melanie c

Problem with a Multigrain loaf

I've had problems with a Peter Reinhart Multigrain loaf the last couple times I've made it and I'm not sure what I'm doing wrong.  Wondering if anyone can help me?

Here's what's happening:

I let the dough rise first for 1 1/2 hours in bowl, then I shape into a loaf and put into a 9X5 pan.  After ~  45 min. several bubbles appear on the top surface of the loaf.  After about an hour the loaf has crested the top of the pan with these developed bubbles.  I used my fingers to place an indent in the loaf and it seemed to me like the indent remained so I put it into the oven.  In the oven the bubbles I mentioned expand greatly and get pretty brown and overall the loaf does not have the ovenspring that it has normally had in the past.  The loaf is a little short.    What am I doing wrong?  Oh, I also recently switched to using high-gluten bread flour instead of plain bread flour to make this loaf if that makes any difference.

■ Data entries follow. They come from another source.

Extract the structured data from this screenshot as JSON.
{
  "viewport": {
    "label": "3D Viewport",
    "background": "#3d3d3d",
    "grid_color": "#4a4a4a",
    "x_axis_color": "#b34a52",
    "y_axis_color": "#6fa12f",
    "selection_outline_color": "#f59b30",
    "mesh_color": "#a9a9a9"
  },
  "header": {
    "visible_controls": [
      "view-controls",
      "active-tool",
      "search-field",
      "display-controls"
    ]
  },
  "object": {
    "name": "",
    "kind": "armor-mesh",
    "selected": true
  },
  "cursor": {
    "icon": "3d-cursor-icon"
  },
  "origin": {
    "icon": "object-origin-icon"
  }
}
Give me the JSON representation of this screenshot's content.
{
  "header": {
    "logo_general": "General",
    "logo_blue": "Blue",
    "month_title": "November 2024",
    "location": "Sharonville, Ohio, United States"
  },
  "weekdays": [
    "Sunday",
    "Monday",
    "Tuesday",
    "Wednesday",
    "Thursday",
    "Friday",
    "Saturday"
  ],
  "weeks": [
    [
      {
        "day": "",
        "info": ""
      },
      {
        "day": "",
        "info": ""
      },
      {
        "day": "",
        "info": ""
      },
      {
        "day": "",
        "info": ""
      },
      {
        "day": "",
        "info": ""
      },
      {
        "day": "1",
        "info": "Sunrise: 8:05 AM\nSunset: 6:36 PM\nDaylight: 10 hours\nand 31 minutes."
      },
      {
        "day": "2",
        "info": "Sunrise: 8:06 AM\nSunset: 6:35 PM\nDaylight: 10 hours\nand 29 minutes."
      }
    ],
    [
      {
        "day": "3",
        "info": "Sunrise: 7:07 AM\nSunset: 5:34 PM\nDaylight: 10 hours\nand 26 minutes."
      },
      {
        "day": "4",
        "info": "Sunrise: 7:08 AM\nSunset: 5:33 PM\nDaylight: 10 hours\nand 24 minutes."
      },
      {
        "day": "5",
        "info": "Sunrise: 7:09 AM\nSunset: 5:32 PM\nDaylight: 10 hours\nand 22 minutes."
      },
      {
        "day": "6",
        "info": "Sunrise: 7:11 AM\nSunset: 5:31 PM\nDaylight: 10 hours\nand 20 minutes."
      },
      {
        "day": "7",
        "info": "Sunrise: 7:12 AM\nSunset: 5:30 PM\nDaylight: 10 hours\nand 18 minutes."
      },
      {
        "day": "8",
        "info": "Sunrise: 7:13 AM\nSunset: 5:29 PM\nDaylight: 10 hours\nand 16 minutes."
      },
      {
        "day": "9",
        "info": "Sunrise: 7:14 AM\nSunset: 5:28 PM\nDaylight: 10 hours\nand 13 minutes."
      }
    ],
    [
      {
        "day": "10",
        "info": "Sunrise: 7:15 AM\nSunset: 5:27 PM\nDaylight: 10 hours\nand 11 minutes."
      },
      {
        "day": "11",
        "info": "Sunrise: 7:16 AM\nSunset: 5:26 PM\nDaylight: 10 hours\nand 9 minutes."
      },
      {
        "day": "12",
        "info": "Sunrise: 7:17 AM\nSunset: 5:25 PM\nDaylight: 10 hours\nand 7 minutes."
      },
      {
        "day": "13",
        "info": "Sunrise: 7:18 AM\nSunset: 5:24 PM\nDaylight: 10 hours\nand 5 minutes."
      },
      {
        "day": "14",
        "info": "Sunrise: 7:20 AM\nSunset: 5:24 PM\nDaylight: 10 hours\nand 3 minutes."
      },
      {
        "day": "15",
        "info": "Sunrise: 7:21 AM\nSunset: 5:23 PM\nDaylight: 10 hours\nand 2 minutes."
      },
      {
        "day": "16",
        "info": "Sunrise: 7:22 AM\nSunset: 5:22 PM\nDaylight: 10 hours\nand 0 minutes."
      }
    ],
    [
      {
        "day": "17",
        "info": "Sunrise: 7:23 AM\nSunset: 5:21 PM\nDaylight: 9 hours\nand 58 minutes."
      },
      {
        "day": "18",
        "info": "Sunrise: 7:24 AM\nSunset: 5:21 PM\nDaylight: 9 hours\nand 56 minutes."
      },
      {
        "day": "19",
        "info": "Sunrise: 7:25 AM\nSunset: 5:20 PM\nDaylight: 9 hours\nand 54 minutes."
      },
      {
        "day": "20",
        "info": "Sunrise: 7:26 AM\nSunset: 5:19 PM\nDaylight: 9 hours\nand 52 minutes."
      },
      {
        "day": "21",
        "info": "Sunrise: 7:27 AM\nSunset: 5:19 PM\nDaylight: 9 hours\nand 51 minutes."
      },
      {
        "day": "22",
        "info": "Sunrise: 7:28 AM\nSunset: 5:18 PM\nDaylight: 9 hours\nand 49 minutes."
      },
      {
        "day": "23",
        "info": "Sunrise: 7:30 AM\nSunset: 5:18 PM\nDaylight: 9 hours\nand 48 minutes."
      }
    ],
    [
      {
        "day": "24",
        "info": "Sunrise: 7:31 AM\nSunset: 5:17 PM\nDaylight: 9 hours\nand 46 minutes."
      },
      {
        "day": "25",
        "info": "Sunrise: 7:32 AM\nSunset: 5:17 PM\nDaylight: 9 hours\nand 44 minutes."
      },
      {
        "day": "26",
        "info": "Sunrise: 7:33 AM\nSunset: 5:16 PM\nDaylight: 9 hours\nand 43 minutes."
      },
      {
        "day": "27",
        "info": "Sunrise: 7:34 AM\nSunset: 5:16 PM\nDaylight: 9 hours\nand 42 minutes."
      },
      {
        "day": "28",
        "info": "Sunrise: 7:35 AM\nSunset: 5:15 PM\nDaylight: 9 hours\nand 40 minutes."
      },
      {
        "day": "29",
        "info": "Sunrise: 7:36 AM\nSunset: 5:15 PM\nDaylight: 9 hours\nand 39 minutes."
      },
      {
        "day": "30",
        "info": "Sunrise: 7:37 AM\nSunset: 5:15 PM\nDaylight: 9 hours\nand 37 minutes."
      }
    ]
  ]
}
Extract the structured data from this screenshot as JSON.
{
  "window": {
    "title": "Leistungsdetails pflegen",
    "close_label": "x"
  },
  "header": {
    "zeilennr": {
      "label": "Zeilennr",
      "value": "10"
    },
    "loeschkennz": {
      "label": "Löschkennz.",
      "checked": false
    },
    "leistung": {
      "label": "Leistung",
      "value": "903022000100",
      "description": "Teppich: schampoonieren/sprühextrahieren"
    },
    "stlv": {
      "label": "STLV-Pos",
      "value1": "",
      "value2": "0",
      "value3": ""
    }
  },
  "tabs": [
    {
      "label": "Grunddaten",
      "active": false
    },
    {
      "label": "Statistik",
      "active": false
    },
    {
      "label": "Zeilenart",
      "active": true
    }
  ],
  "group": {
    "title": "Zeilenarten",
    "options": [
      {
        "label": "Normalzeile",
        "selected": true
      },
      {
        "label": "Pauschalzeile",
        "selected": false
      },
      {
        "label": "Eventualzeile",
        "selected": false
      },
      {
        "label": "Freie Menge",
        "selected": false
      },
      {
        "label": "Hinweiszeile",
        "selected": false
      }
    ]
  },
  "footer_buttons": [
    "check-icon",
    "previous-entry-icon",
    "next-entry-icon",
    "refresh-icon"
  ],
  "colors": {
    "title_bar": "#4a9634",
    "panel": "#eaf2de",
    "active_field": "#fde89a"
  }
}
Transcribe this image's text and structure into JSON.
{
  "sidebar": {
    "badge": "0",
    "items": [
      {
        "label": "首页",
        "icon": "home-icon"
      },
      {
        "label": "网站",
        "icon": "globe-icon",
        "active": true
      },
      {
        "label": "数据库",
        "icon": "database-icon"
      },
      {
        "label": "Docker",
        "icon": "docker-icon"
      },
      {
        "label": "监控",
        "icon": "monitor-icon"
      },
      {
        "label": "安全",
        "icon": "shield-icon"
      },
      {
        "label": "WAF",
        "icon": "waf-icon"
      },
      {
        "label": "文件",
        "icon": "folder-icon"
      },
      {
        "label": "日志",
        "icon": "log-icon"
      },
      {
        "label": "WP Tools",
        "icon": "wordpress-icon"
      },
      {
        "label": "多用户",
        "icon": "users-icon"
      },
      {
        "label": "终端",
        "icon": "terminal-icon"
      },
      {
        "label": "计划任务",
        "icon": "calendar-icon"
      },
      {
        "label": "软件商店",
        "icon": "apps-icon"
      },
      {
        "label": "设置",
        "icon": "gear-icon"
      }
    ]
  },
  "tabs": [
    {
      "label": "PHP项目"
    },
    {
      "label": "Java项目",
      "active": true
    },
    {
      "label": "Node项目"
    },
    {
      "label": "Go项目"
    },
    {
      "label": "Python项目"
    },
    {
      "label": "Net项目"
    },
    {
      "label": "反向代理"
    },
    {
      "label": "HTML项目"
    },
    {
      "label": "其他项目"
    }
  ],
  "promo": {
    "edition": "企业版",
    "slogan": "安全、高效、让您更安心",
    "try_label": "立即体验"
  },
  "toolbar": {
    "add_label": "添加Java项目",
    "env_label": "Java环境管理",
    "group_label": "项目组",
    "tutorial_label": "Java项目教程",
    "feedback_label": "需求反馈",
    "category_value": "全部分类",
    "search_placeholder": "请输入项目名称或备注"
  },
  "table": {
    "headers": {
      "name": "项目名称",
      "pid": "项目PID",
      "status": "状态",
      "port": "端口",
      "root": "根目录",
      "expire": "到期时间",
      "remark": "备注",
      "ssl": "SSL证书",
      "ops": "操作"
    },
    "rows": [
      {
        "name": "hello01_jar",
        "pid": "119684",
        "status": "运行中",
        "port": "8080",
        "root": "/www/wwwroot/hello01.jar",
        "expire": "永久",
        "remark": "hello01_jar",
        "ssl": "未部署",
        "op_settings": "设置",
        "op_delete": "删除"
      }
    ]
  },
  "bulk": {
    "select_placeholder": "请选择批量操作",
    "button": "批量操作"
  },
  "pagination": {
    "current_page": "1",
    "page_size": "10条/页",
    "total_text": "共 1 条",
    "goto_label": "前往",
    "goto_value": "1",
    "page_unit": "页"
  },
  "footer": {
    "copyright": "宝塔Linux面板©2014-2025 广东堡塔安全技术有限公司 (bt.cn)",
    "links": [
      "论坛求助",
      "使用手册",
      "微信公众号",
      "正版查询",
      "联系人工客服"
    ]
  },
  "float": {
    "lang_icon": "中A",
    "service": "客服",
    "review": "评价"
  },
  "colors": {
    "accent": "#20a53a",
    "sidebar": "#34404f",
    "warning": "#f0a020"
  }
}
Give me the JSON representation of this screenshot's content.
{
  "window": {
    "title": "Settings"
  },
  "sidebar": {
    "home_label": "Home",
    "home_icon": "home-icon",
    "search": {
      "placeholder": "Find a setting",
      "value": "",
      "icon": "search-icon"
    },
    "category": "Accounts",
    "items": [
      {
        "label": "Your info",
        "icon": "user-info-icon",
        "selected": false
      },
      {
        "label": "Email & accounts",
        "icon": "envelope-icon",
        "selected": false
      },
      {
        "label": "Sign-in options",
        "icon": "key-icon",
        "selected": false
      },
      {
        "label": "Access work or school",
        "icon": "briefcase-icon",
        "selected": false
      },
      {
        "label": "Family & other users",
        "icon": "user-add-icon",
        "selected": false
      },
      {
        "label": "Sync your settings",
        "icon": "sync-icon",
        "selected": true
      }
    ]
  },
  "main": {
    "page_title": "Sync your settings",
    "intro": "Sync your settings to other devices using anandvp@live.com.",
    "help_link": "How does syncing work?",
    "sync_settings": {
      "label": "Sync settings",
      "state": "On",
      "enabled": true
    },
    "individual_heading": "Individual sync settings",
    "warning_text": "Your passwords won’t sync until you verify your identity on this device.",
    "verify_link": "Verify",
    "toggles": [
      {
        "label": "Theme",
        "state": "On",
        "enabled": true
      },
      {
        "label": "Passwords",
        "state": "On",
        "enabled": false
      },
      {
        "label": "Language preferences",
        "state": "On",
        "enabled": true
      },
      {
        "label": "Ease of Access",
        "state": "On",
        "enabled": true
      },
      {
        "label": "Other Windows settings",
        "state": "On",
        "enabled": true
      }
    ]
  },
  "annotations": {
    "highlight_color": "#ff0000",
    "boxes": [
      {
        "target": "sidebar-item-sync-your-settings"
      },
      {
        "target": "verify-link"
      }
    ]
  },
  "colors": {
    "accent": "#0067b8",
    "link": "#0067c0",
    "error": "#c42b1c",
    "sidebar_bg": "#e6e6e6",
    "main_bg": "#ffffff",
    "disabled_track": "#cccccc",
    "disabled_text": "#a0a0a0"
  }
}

Thank you for any help/advice!


Chuck's picture

I also recently switched to using high-gluten bread flour

Can you switch back for just one bake and try the old flour again? Depending on a host of other variables, gluten content can make a big difference; among other things too high a gluten content can contribute to lack of oven spring and to a closed crumb, especially if you're used to using something else.

melanie c's picture
melanie c

Thanks Chuck, 

I'll try switching back to the plain bread flour and see if that helps.  I don't know what's causing the bubbles, but I thought maybe the decreased oven spring, short loaf was because I had underproofed the dough a little or something. 

Frequent Flyer's picture
Frequent Flyer

When that does happen, I deflate the bubble and go on, but I'm now working on what may be the cause of my problems  --  poor degassing before shaping.  I let the dough rise initially in a straight-sided clear container so I can judge volume increase.  Before shaping, i now pat the dough lightly to degas it.  I shape and proof the loaf.  Since I have trouble judging the end of the proof, I put a ping-pong ball piece in a oiled, straight-sided glass and mark the level.  I then know when it has increased 50% or 100% (doubled).  I got this idea from this forum I think.


melanie c's picture
melanie c

Thank you FF,

At first I thought that degassing was my issue too, but today I really flattened it out well and pushed out any big pockets of gas, before I shaped it into the loaf and it still got two large bubbles on top.  I was afraid to deflate the bubbles, but if it happens again I'll try deflating them before the bake.